The Pentagon is currently working to establish new cyber-security initiatives to protect the Internet and in particular, US interests online. These initiatives come in the wake of a successful infiltration of the US military network that took place back in 2008.
That attack had its epicenter at a US military base in the Middle East where an infected flash drive was inserted into a US military laptop. Like a deadly SMERSH assassin in a James Bond movie, the malicious software on that flash drive uploaded itself and found its way into the network run by US Central Command.
Just was we must strike the difficult balance between protecting our national security and our civil liberties in the real world, we must also do so in the cyber-world. With more than one hundred foreign governments currently trying to find a way into our government and military networks we must indeed, as they used to say back in the Bush/Cheney era, "practice vigilance." However at the same time, as Americans, we aren't comfortable with the thought of our intelligence agencies acting like some kind of Internet "big brother."
Cyber-attacks are incapable of creating the kind of casualties a nuclear, chemical or biological attack could. But a cyber-9/11 could effectively turn our society over on its back like a turtle for any length of time.

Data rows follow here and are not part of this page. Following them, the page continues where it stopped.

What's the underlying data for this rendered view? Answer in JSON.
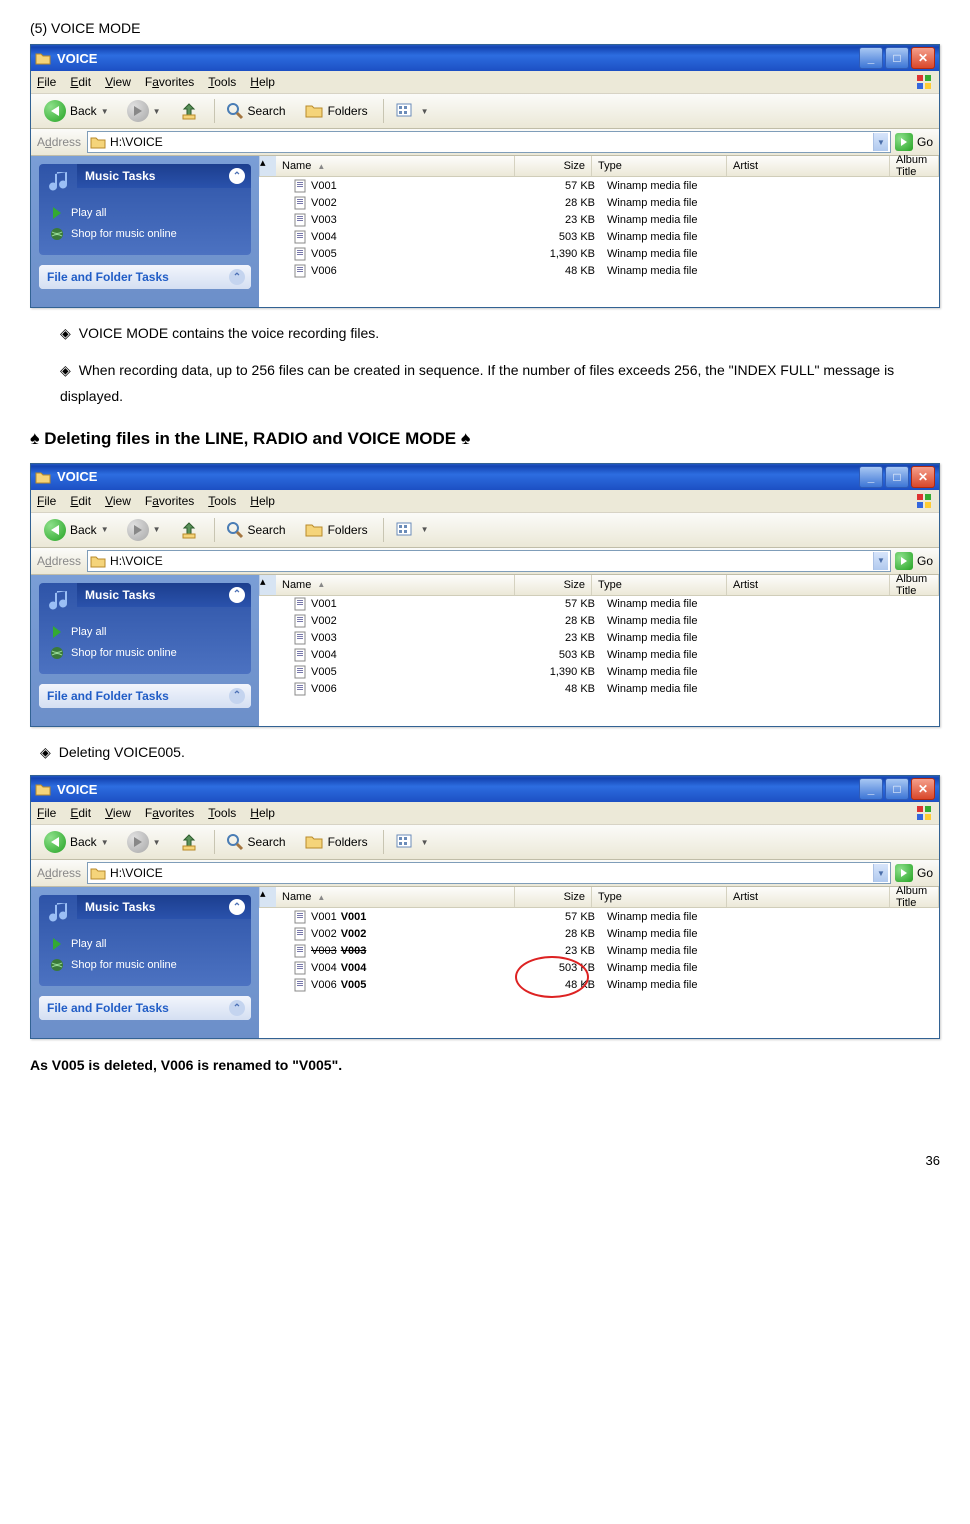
{
  "page": {
    "section_label": "(5) VOICE MODE",
    "bullet1": "VOICE MODE contains the voice recording files.",
    "bullet2": "When recording data, up to 256 files can be created in sequence. If the number of files exceeds 256, the \"INDEX FULL\" message is displayed.",
    "heading2": "Deleting files in the LINE, RADIO and VOICE MODE",
    "bullet3": "Deleting VOICE005.",
    "conclusion": "As V005 is deleted, V006 is renamed to \"V005\".",
    "number": "36"
  },
  "win": {
    "title": "VOICE",
    "menu": {
      "file": "File",
      "edit": "Edit",
      "view": "View",
      "favorites": "Favorites",
      "tools": "Tools",
      "help": "Help"
    },
    "toolbar": {
      "back": "Back",
      "search": "Search",
      "folders": "Folders"
    },
    "address": {
      "label": "Address",
      "path": "H:\\VOICE",
      "go": "Go"
    },
    "sidebar": {
      "music_tasks": "Music Tasks",
      "play_all": "Play all",
      "shop": "Shop for music online",
      "file_tasks": "File and Folder Tasks"
    },
    "cols": {
      "name": "Name",
      "size": "Size",
      "type": "Type",
      "artist": "Artist",
      "album": "Album Title"
    }
  },
  "files6": [
    {
      "name": "V001",
      "size": "57 KB",
      "type": "Winamp media file"
    },
    {
      "name": "V002",
      "size": "28 KB",
      "type": "Winamp media file"
    },
    {
      "name": "V003",
      "size": "23 KB",
      "type": "Winamp media file"
    },
    {
      "name": "V004",
      "size": "503 KB",
      "type": "Winamp media file"
    },
    {
      "name": "V005",
      "size": "1,390 KB",
      "type": "Winamp media file"
    },
    {
      "name": "V006",
      "size": "48 KB",
      "type": "Winamp media file"
    }
  ],
  "files5": [
    {
      "orig": "V001",
      "rename": "V001",
      "size": "57 KB",
      "type": "Winamp media file",
      "strike": false
    },
    {
      "orig": "V002",
      "rename": "V002",
      "size": "28 KB",
      "type": "Winamp media file",
      "strike": false
    },
    {
      "orig": "V003",
      "rename": "V003",
      "size": "23 KB",
      "type": "Winamp media file",
      "strike": true
    },
    {
      "orig": "V004",
      "rename": "V004",
      "size": "503 KB",
      "type": "Winamp media file",
      "strike": false
    },
    {
      "orig": "V006",
      "rename": "V005",
      "size": "48 KB",
      "type": "Winamp media file",
      "strike": false
    }
  ]
}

PC World has described the Pentagon's new cyber-security initiatives as being, "part digital NATO, part digital civil defense and part Big Brother." In computers, as in the real world, how big a part "Big Brother" will ultimately play in our future security is an evolving question. Maybe it would be a good idea to regard the vigilance we practice as going both ways.